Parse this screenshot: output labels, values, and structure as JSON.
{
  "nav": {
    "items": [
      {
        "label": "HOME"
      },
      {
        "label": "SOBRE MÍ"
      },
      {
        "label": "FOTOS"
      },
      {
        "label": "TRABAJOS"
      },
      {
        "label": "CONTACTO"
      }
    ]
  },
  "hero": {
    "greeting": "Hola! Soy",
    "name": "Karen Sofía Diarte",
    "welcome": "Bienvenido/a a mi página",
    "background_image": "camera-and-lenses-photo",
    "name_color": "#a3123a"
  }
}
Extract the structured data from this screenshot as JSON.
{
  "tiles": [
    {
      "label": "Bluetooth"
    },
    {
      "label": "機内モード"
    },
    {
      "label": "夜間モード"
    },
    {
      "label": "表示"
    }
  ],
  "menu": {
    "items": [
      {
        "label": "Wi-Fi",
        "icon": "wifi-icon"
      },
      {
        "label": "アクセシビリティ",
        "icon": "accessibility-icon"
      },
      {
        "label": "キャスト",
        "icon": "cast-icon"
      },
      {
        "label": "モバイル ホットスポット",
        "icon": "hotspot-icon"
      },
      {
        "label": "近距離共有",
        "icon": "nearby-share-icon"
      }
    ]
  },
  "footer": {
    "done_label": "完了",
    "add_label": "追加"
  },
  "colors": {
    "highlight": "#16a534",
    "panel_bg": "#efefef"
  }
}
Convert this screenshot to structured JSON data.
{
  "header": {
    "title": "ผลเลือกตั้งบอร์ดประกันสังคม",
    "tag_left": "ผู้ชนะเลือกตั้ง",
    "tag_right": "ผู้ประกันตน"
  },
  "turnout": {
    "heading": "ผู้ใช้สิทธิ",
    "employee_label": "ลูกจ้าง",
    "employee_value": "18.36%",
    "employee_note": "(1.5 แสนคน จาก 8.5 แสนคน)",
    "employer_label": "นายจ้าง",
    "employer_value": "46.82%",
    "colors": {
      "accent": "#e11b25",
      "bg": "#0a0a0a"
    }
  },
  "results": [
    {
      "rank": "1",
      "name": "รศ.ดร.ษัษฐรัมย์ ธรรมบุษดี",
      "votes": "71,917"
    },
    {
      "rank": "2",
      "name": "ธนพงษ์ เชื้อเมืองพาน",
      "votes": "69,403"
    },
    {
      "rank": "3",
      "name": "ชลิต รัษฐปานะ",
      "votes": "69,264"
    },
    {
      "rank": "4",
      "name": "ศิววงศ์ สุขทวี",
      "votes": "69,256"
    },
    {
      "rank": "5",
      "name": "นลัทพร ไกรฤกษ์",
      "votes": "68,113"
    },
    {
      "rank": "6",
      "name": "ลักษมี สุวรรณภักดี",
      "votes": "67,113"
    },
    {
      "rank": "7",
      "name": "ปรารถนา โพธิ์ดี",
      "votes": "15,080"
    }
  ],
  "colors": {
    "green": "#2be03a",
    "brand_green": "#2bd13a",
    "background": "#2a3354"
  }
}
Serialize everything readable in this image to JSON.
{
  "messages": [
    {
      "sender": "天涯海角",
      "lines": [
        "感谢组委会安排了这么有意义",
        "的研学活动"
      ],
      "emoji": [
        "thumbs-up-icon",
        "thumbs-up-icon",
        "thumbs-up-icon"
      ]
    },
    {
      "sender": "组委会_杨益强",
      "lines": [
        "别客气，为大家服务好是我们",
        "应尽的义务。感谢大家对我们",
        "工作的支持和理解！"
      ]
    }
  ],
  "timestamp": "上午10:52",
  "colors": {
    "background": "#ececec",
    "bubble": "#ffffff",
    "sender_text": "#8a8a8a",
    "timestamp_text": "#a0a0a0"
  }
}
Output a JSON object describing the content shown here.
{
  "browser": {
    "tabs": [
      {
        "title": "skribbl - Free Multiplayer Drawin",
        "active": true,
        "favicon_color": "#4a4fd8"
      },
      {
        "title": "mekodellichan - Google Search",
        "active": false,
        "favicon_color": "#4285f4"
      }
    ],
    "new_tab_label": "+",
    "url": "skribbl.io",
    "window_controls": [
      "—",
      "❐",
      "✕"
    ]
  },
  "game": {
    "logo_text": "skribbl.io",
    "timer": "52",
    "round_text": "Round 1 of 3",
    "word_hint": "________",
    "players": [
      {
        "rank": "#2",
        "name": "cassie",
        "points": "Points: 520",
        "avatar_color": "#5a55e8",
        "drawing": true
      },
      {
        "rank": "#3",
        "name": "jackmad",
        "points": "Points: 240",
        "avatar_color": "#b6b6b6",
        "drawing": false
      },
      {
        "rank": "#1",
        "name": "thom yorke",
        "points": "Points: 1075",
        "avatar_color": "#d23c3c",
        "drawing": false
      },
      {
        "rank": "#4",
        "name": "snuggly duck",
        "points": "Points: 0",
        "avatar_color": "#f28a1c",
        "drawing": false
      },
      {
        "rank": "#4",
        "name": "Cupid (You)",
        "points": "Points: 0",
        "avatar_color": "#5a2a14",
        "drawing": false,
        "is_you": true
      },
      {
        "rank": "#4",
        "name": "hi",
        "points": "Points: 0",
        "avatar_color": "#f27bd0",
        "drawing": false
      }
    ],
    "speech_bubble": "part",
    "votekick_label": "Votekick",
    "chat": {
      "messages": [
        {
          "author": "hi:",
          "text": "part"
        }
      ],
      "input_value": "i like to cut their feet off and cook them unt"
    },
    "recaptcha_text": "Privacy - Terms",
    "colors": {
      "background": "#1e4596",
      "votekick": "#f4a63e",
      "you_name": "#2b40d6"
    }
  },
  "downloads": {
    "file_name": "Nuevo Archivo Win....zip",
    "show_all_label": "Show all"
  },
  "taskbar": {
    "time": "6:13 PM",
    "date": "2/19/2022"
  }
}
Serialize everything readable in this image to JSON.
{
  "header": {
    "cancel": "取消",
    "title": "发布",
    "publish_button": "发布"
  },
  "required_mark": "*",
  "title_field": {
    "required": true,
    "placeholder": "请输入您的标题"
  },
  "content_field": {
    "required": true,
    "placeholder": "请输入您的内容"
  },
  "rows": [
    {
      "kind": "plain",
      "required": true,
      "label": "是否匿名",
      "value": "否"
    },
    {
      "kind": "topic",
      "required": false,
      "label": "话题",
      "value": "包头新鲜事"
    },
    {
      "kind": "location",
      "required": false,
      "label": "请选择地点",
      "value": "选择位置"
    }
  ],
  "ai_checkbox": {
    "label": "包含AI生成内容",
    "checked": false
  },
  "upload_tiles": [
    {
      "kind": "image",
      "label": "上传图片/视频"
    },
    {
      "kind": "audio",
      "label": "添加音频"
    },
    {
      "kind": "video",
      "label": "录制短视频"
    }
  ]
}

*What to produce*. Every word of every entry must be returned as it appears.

*Output of the task*.
Parse this screenshot: output labels, values, and structure as JSON.
{
  "nav": {
    "items": [
      {
        "label": "HOME"
      },
      {
        "label": "SOBRE MÍ"
      },
      {
        "label": "FOTOS"
      },
      {
        "label": "TRABAJOS"
      },
      {
        "label": "CONTACTO"
      }
    ]
  },
  "hero": {
    "greeting": "Hola! Soy",
    "name": "Karen Sofía Diarte",
    "welcome": "Bienvenido/a a mi página",
    "background_image": "camera-and-lenses-photo",
    "name_color": "#a3123a"
  }
}
Extract the structured data from this screenshot as JSON.
{
  "tiles": [
    {
      "label": "Bluetooth"
    },
    {
      "label": "機内モード"
    },
    {
      "label": "夜間モード"
    },
    {
      "label": "表示"
    }
  ],
  "menu": {
    "items": [
      {
        "label": "Wi-Fi",
        "icon": "wifi-icon"
      },
      {
        "label": "アクセシビリティ",
        "icon": "accessibility-icon"
      },
      {
        "label": "キャスト",
        "icon": "cast-icon"
      },
      {
        "label": "モバイル ホットスポット",
        "icon": "hotspot-icon"
      },
      {
        "label": "近距離共有",
        "icon": "nearby-share-icon"
      }
    ]
  },
  "footer": {
    "done_label": "完了",
    "add_label": "追加"
  },
  "colors": {
    "highlight": "#16a534",
    "panel_bg": "#efefef"
  }
}
Convert this screenshot to structured JSON data.
{
  "header": {
    "title": "ผลเลือกตั้งบอร์ดประกันสังคม",
    "tag_left": "ผู้ชนะเลือกตั้ง",
    "tag_right": "ผู้ประกันตน"
  },
  "turnout": {
    "heading": "ผู้ใช้สิทธิ",
    "employee_label": "ลูกจ้าง",
    "employee_value": "18.36%",
    "employee_note": "(1.5 แสนคน จาก 8.5 แสนคน)",
    "employer_label": "นายจ้าง",
    "employer_value": "46.82%",
    "colors": {
      "accent": "#e11b25",
      "bg": "#0a0a0a"
    }
  },
  "results": [
    {
      "rank": "1",
      "name": "รศ.ดร.ษัษฐรัมย์ ธรรมบุษดี",
      "votes": "71,917"
    },
    {
      "rank": "2",
      "name": "ธนพงษ์ เชื้อเมืองพาน",
      "votes": "69,403"
    },
    {
      "rank": "3",
      "name": "ชลิต รัษฐปานะ",
      "votes": "69,264"
    },
    {
      "rank": "4",
      "name": "ศิววงศ์ สุขทวี",
      "votes": "69,256"
    },
    {
      "rank": "5",
      "name": "นลัทพร ไกรฤกษ์",
      "votes": "68,113"
    },
    {
      "rank": "6",
      "name": "ลักษมี สุวรรณภักดี",
      "votes": "67,113"
    },
    {
      "rank": "7",
      "name": "ปรารถนา โพธิ์ดี",
      "votes": "15,080"
    }
  ],
  "colors": {
    "green": "#2be03a",
    "brand_green": "#2bd13a",
    "background": "#2a3354"
  }
}
Serialize everything readable in this image to JSON.
{
  "messages": [
    {
      "sender": "天涯海角",
      "lines": [
        "感谢组委会安排了这么有意义",
        "的研学活动"
      ],
      "emoji": [
        "thumbs-up-icon",
        "thumbs-up-icon",
        "thumbs-up-icon"
      ]
    },
    {
      "sender": "组委会_杨益强",
      "lines": [
        "别客气，为大家服务好是我们",
        "应尽的义务。感谢大家对我们",
        "工作的支持和理解！"
      ]
    }
  ],
  "timestamp": "上午10:52",
  "colors": {
    "background": "#ececec",
    "bubble": "#ffffff",
    "sender_text": "#8a8a8a",
    "timestamp_text": "#a0a0a0"
  }
}
Output a JSON object describing the content shown here.
{
  "browser": {
    "tabs": [
      {
        "title": "skribbl - Free Multiplayer Drawin",
        "active": true,
        "favicon_color": "#4a4fd8"
      },
      {
        "title": "mekodellichan - Google Search",
        "active": false,
        "favicon_color": "#4285f4"
      }
    ],
    "new_tab_label": "+",
    "url": "skribbl.io",
    "window_controls": [
      "—",
      "❐",
      "✕"
    ]
  },
  "game": {
    "logo_text": "skribbl.io",
    "timer": "52",
    "round_text": "Round 1 of 3",
    "word_hint": "________",
    "players": [
      {
        "rank": "#2",
        "name": "cassie",
        "points": "Points: 520",
        "avatar_color": "#5a55e8",
        "drawing": true
      },
      {
        "rank": "#3",
        "name": "jackmad",
        "points": "Points: 240",
        "avatar_color": "#b6b6b6",
        "drawing": false
      },
      {
        "rank": "#1",
        "name": "thom yorke",
        "points": "Points: 1075",
        "avatar_color": "#d23c3c",
        "drawing": false
      },
      {
        "rank": "#4",
        "name": "snuggly duck",
        "points": "Points: 0",
        "avatar_color": "#f28a1c",
        "drawing": false
      },
      {
        "rank": "#4",
        "name": "Cupid (You)",
        "points": "Points: 0",
        "avatar_color": "#5a2a14",
        "drawing": false,
        "is_you": true
      },
      {
        "rank": "#4",
        "name": "hi",
        "points": "Points: 0",
        "avatar_color": "#f27bd0",
        "drawing": false
      }
    ],
    "speech_bubble": "part",
    "votekick_label": "Votekick",
    "chat": {
      "messages": [
        {
          "author": "hi:",
          "text": "part"
        }
      ],
      "input_value": "i like to cut their feet off and cook them unt"
    },
    "recaptcha_text": "Privacy - Terms",
    "colors": {
      "background": "#1e4596",
      "votekick": "#f4a63e",
      "you_name": "#2b40d6"
    }
  },
  "downloads": {
    "file_name": "Nuevo Archivo Win....zip",
    "show_all_label": "Show all"
  },
  "taskbar": {
    "time": "6:13 PM",
    "date": "2/19/2022"
  }
}
Serialize everything readable in this image to JSON.
{
  "header": {
    "cancel": "取消",
    "title": "发布",
    "publish_button": "发布"
  },
  "required_mark": "*",
  "title_field": {
    "required": true,
    "placeholder": "请输入您的标题"
  },
  "content_field": {
    "required": true,
    "placeholder": "请输入您的内容"
  },
  "rows": [
    {
      "kind": "plain",
      "required": true,
      "label": "是否匿名",
      "value": "否"
    },
    {
      "kind": "topic",
      "required": false,
      "label": "话题",
      "value": "包头新鲜事"
    },
    {
      "kind": "location",
      "required": false,
      "label": "请选择地点",
      "value": "选择位置"
    }
  ],
  "ai_checkbox": {
    "label": "包含AI生成内容",
    "checked": false
  },
  "upload_tiles": [
    {
      "kind": "image",
      "label": "上传图片/视频"
    },
    {
      "kind": "audio",
      "label": "添加音频"
    },
    {
      "kind": "video",
      "label": "录制短视频"
    }
  ]
}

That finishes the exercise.